Additionally, quantitative proteomic analysis will be performed using the total and phosphoproteome data, using the pipelines explained above. The availability of both portions of the proteome will enable the elucidation of those proteins where the abundance and phosphorylation levels change unambiguously as a result of the disease, enabling the identification of potential drug targets. We will also study the correlation between the gene (transcriptomic data) and the calculated protein expression levels.
In all cases, comparative analysis will be performed between the different murine and organoid models, corresponding to different cancer stages, using innovative data integration methods between proteomic and genomic data, e.g. the Integrative Genome Viewer (IGV)5. We will then use pathway analysis tools such as the Reactome Pathway Analysis Portal to analyse and visualize the results within a pathway context. We expect to identify pathways that are differentially regulated between normal and cancer-samples or highlight those that can be disrupted by cancer-specific variant or phosphorylated proteins.
Dissemination of the most relevant results to the community will be ensured via prominent EMBL-EBI resources (e.g. PRIDE, UniProt, Ensembl). Additionally, we will select a small number of the most promising candidate proteins for validation using targeted proteomic approaches. These will be reported back for biological follow-up.
1. Skoulidis, F. et al. Cancer Cell 18 , 499-509 (2010).
2. Rost, H.L. et al. Nat Biotechnol 32 , 219-223 (2014).
3. Griss, J. et al. Nat Methods 13 , 651-656 (2016).

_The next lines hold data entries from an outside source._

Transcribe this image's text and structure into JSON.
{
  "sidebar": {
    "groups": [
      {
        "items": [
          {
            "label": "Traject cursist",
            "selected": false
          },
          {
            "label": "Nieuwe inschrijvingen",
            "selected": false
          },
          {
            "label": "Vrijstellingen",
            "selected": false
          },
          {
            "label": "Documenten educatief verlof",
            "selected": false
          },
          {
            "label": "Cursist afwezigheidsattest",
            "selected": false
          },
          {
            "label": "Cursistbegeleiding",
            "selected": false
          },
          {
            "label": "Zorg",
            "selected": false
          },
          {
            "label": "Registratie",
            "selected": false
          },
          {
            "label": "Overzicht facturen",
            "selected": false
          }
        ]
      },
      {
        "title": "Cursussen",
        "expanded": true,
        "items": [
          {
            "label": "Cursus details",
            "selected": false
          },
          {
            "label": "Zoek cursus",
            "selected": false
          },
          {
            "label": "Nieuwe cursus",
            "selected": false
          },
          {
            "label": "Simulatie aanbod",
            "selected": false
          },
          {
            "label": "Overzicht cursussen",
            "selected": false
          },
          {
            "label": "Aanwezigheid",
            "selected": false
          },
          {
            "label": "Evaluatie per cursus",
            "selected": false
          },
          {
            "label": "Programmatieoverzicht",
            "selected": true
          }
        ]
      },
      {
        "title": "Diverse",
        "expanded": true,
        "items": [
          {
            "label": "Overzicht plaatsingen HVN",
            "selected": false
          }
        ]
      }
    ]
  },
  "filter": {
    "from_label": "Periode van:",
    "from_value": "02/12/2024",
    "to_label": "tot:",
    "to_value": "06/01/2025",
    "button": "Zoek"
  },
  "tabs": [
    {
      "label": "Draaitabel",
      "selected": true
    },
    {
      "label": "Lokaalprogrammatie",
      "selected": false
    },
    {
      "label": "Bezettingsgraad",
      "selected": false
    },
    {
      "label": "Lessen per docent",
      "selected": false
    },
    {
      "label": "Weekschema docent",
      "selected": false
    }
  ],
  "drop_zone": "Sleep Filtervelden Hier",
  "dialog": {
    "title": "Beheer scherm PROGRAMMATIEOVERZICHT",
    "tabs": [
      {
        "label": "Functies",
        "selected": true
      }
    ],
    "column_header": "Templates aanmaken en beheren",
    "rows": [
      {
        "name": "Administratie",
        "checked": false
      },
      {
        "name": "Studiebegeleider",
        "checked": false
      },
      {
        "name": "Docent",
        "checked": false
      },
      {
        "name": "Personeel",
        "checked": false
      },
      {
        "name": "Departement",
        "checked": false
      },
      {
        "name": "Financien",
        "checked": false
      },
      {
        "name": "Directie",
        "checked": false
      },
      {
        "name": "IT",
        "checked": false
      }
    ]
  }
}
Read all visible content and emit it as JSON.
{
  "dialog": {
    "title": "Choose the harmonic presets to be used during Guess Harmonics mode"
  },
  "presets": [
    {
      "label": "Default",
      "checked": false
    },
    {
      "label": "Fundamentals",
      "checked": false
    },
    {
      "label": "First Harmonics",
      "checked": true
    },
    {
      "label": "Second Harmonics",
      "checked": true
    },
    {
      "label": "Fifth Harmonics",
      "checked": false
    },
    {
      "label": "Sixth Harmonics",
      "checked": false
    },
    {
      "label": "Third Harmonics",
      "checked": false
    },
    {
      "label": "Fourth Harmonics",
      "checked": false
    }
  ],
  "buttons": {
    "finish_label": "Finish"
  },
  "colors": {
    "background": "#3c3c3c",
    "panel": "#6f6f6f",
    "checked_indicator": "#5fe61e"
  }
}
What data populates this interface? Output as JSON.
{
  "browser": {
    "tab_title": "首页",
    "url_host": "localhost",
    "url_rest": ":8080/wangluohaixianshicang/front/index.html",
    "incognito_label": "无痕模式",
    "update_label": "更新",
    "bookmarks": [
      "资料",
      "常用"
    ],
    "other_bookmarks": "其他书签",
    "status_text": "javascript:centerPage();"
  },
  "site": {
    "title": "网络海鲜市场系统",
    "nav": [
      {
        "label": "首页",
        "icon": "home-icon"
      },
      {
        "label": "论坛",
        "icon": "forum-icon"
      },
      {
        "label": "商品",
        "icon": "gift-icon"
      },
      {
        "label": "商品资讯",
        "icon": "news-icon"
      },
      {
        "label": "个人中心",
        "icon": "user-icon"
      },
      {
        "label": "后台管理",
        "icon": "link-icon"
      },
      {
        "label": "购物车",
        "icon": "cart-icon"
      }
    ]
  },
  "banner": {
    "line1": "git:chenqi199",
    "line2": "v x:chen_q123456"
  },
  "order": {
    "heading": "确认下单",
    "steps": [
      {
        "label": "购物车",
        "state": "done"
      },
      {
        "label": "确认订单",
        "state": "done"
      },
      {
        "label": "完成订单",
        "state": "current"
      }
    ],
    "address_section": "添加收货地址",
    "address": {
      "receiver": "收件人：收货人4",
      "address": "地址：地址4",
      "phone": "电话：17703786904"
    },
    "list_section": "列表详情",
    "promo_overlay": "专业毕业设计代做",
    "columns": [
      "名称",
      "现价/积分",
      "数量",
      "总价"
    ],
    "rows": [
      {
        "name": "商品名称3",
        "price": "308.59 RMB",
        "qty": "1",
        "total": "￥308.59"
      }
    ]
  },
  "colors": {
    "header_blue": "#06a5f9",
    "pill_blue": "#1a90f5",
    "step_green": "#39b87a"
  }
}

4. Tsou, C.C. et al. Nat Methods 12 , 258-264, 257 p following 264 (2015).
5. Thorvaldsdottir, H., Robinson, J.T. & Mesirov, J.P. Brief Bioinform 14 , 178-192 (2013).